EXERCISE DIRECTIONS:
Restate every entry verbatim; drop the pictures.

SOURCE MATERIAL:
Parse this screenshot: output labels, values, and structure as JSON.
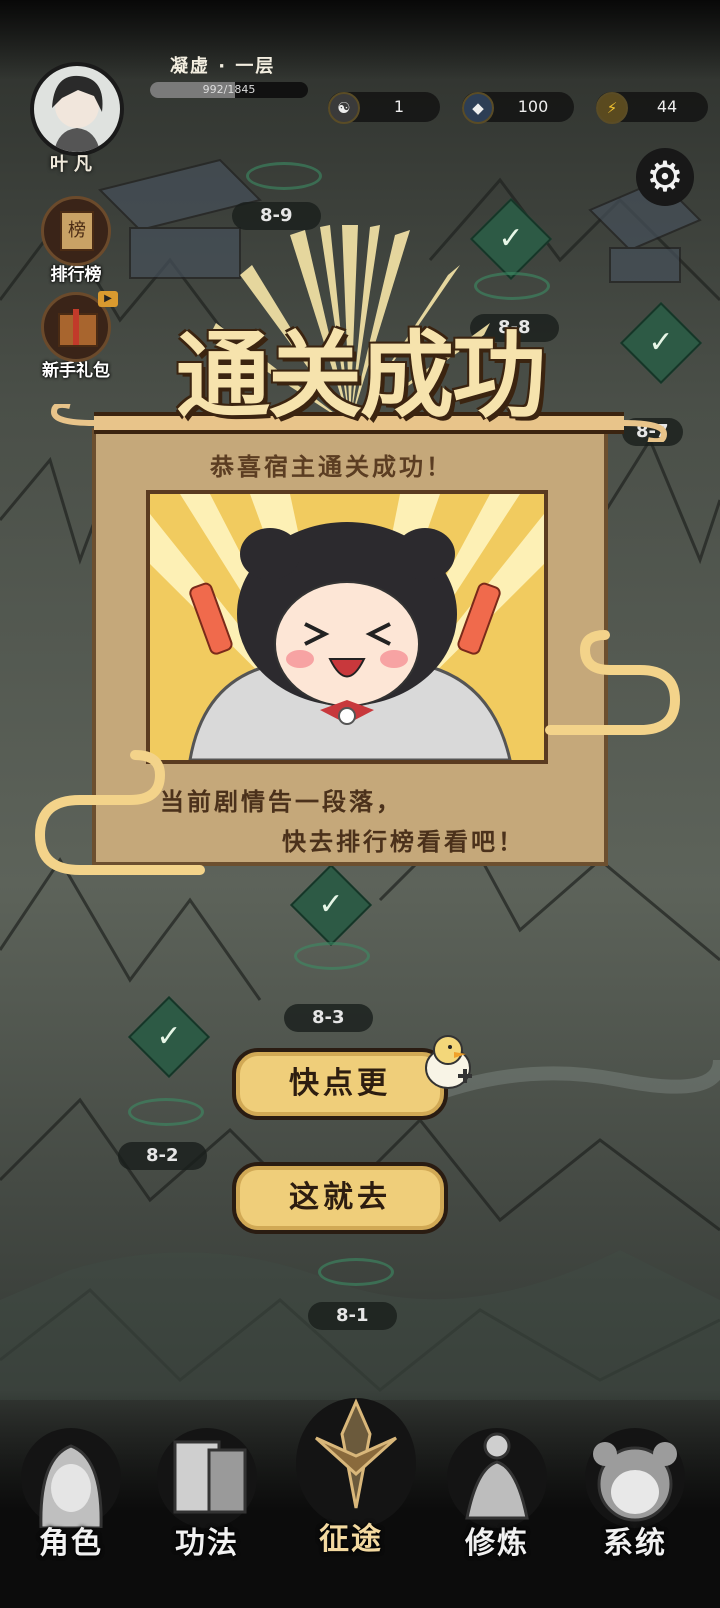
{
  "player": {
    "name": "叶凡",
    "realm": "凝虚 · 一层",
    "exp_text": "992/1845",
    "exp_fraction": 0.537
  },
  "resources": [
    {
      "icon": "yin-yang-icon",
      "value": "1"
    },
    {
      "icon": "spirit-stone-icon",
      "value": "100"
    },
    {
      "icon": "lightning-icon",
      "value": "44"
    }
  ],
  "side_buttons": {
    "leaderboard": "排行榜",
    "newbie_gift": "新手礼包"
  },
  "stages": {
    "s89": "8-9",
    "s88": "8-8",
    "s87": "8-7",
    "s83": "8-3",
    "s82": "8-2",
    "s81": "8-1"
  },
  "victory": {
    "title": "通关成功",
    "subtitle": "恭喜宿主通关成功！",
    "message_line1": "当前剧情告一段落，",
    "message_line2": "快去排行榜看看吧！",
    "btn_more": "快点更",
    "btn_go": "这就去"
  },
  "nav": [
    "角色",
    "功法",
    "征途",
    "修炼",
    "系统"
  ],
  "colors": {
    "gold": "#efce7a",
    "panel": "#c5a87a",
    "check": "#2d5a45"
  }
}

WRITTEN RESPONSE:
Parse this screenshot: output labels, values, and structure as JSON.
{
  "player": {
    "name": "叶凡",
    "realm": "凝虚 · 一层",
    "exp_text": "992/1845",
    "exp_fraction": 0.537
  },
  "resources": [
    {
      "icon": "yin-yang-icon",
      "value": "1"
    },
    {
      "icon": "spirit-stone-icon",
      "value": "100"
    },
    {
      "icon": "lightning-icon",
      "value": "44"
    }
  ],
  "side_buttons": {
    "leaderboard": "排行榜",
    "newbie_gift": "新手礼包"
  },
  "stages": {
    "s89": "8-9",
    "s88": "8-8",
    "s87": "8-7",
    "s83": "8-3",
    "s82": "8-2",
    "s81": "8-1"
  },
  "victory": {
    "title": "通关成功",
    "subtitle": "恭喜宿主通关成功！",
    "message_line1": "当前剧情告一段落，",
    "message_line2": "快去排行榜看看吧！",
    "btn_more": "快点更",
    "btn_go": "这就去"
  },
  "nav": [
    "角色",
    "功法",
    "征途",
    "修炼",
    "系统"
  ],
  "colors": {
    "gold": "#efce7a",
    "panel": "#c5a87a",
    "check": "#2d5a45"
  }
}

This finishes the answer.